Instructions for the task
Using the listing below, keep only the lines with the word "日光白根山" and copy them.

"""

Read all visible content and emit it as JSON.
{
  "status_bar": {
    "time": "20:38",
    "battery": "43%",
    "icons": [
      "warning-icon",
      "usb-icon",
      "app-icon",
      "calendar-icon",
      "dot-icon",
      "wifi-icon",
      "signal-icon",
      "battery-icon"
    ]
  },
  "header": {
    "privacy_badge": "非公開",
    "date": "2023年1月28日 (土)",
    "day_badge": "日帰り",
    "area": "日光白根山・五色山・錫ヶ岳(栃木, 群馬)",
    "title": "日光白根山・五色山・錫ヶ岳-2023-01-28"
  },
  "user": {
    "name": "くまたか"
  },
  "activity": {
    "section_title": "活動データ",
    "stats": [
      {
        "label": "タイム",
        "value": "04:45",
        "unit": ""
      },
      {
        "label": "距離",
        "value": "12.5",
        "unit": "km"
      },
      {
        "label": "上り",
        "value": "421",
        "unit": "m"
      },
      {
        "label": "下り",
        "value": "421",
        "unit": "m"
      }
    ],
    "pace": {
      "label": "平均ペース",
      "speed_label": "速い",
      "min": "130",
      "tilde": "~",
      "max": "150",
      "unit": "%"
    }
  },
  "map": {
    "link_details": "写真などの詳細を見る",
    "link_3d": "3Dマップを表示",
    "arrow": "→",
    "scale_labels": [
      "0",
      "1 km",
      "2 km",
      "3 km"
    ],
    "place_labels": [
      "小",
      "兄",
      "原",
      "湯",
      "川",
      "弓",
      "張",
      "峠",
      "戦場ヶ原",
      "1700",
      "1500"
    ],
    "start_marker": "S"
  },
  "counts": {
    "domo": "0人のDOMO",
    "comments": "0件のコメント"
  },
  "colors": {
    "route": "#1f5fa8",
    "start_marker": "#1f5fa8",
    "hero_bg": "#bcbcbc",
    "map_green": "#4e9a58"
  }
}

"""
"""

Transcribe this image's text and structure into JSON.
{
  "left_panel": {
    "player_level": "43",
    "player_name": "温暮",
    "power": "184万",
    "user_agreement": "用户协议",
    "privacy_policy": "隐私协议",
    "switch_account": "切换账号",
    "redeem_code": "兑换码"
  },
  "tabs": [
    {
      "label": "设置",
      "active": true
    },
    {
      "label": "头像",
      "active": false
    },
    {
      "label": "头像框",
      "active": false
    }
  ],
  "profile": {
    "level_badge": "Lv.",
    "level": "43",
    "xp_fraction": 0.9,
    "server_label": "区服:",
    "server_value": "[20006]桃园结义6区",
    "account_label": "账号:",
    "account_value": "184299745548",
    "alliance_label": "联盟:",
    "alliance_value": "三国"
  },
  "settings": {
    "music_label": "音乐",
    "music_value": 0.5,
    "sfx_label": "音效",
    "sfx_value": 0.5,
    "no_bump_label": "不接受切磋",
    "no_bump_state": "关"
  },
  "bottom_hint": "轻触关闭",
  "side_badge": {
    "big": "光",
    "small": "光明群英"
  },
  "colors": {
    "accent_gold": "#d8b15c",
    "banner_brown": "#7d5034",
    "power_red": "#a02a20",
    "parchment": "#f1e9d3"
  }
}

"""

Response to the task
    "area": "日光白根山・五色山・錫ヶ岳(栃木, 群馬)",
    "title": "日光白根山・五色山・錫ヶ岳-2023-01-28"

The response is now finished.